Just a day after saying that kidnapped reporter Daniel Pearl was alive, chief kidnapping suspect Ahmed Omar Saeed Sheikh told a crowded courtroom that he believed the Wall Street Journal correspondent was dead.
It was just the latest jolt in the emotional rollercoaster of this 25-day case, and appeared to be aimed at discrediting Pakistani President Gen. Pervez Musharraf, who has become a key ally for America's war on terrorism.
Speaking in the antiterrorism court in Karachi, Mr. Sheikh told the judge, "Our country should not be catering to the needs of America." Sheikh also confessed to kidnapping Mr. Pearl, but said, "As far as I understand, he is dead."
Pakistani police say they believe Sheikh is "playing games" with investigators, and they will continue to assume that Pearl is still alive. Pearl disappeared in the turbulent port city of Karachi on Jan. 23, while reporting a story on links between Islamic militant groups and the foiled British shoe bomber Richard Reid.

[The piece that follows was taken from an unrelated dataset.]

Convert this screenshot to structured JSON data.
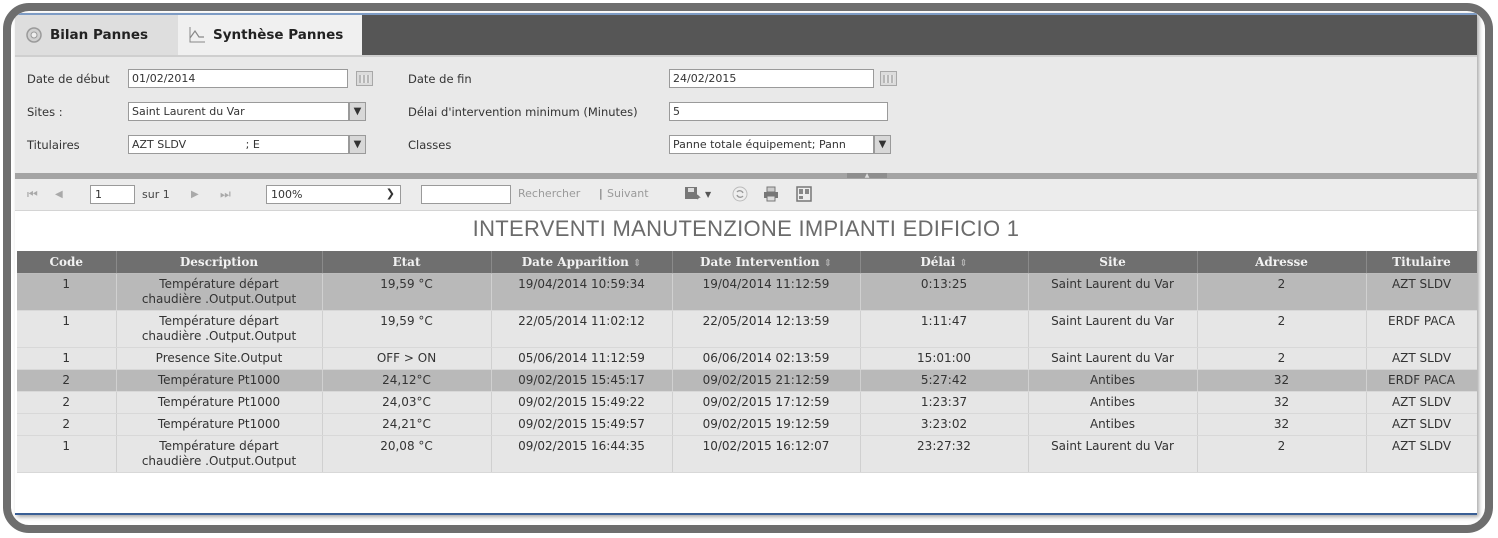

Sheikh's latest revelation couldn't have come at a worse time for President Musharraf, who wound up a three-day visit to Washington on Thursday. During his trip, Musharraf used his new credentials as a key ally in America's war on terrorism to appeal for relief for Pakistan's $3 billion debt, along with funding for military and domestic programs. Yet the kidnapping of Pearl has presented a challenge to Musharraf's promise to rein in terrorist groups on Pakistani soil.
"This guy is trying to use a courtroom to send a message across the news media," says Rifaat Hussein, a political scientist at Quaid-I-Azam University in Islamabad. "But one should not be under the impression that Musharraf has lost control of the state apparatus. On the contrary, the state apparatus has gone out of its way to bring the kidnappers to the book. If anything it suggests something about the effectiveness of the apparatus."

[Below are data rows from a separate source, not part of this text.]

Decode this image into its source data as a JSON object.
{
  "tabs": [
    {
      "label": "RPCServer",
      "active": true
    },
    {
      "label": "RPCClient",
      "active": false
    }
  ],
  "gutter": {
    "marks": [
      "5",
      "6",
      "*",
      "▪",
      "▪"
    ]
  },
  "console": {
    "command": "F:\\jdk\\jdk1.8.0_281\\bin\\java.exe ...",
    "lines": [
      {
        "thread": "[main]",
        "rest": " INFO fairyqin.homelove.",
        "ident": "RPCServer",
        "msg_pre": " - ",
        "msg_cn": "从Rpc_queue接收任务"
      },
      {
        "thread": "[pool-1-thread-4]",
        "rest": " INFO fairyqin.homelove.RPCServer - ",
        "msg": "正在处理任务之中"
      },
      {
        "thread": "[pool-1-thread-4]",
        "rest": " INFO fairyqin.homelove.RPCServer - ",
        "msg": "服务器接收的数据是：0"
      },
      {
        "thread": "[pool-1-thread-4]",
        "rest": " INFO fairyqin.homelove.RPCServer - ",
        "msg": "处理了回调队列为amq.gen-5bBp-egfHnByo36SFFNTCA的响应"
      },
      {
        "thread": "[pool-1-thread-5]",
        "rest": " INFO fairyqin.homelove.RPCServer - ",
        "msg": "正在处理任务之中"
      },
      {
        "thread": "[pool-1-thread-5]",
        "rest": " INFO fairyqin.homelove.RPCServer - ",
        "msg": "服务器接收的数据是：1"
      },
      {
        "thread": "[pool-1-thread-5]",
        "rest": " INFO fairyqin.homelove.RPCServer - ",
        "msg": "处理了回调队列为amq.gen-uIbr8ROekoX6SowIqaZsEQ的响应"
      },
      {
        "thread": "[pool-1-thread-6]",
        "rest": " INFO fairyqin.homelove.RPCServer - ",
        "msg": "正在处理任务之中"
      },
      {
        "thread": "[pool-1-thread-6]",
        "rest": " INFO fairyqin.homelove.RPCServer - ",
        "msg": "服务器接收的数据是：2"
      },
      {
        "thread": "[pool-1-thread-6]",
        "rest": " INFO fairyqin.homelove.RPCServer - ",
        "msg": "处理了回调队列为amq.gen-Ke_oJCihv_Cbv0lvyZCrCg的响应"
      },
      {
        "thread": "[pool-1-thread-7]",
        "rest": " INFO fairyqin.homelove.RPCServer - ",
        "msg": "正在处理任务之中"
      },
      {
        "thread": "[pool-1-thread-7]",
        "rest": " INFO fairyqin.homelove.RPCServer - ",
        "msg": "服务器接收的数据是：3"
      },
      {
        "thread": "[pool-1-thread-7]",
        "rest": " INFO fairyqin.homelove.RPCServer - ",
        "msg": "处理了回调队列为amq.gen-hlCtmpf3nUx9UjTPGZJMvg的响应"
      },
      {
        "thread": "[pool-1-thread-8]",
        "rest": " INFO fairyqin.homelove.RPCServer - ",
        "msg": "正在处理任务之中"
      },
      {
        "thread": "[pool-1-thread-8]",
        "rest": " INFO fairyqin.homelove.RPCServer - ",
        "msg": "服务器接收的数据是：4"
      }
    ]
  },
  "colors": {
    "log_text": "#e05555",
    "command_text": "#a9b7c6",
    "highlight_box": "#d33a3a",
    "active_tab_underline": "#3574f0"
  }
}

US officials have been quick to praise the Musharraf government for its continued cooperation in tracking down militant groups linked to Al Qaeda.
In return, Musharraf has won President Bush's assurance that the US would not be "walking away from Pakistan" as it had in the early 1990s, as Soviet troops withdrew from Afghanistan. Mr. Bush even buoyed Pakistan's hopes of resolving its 54-year dispute with India over the state of Jammu and Kashmir.
Even so, it is clear that not all members of Pakistani law enforcement or intelligence agencies are fully behind Musharraf's pro-American policies. Police sources say that among other accused kidnappers awaiting prosecution are a Pakistani police constable and two retired members of Pakistan's Inter-Services Intelligence agency. But Tasneem Noorani, a spokesman for Pakistan's Interior Ministry, denied any linkage between the ISI and the kidnappers.
The possible involvement of Pakistan's ultrasecret ISI, in particular, raises concerns here and in Washington. The ISI once maintained close contact with and provided logistical support for the Kashmiri militant that have been waging a 13-year insurgency in the Indian state of Kashmir. These groups include Harkat ul Mujahideen and Jaish-e-Muhammad, which trained at Al Qaeda-run camps in Afghanistan. As a member of Harkat ul Mujahideen, Sheikh was arrested for kidnapping foreign tourists in Kashmir in 1994. Officially, ISI severed its ties to these groups in January, and the groups themselves have been shut down.
Yet while a few rogue ISI agents may continue to cooperate with militant groups, most Pakistani observers say there are no signs of a full-scale rebellion within military or intelligence ranks.
"We are talking about three people who may be involved, we don't know," says Dr. Hussain. "It is always possible for someone to turn mercenary for a $100, given how low a police constable's salary is."
For now, Pakistani police say they will continue to question Sheikh in Karachi, saying he's "a hard nut to crack." And they may continue to pressure Sheikh's family as well. Asked why he had turned himself in to police in the eastern city of Lahore on Tuesday, Sheikh said, "I gave myself in to save my family and friends."
Pearl's pregnant wife Marianne, and his employer, The Wall Street Journal, say they remain confident that Pearl is still alive and that he will be found.
"We continue to remain hopeful," said Steven Goldstein, spokesman for Dow Jones & Co., the owner of the Wall Street Journal. "We remain confident that Danny is still alive."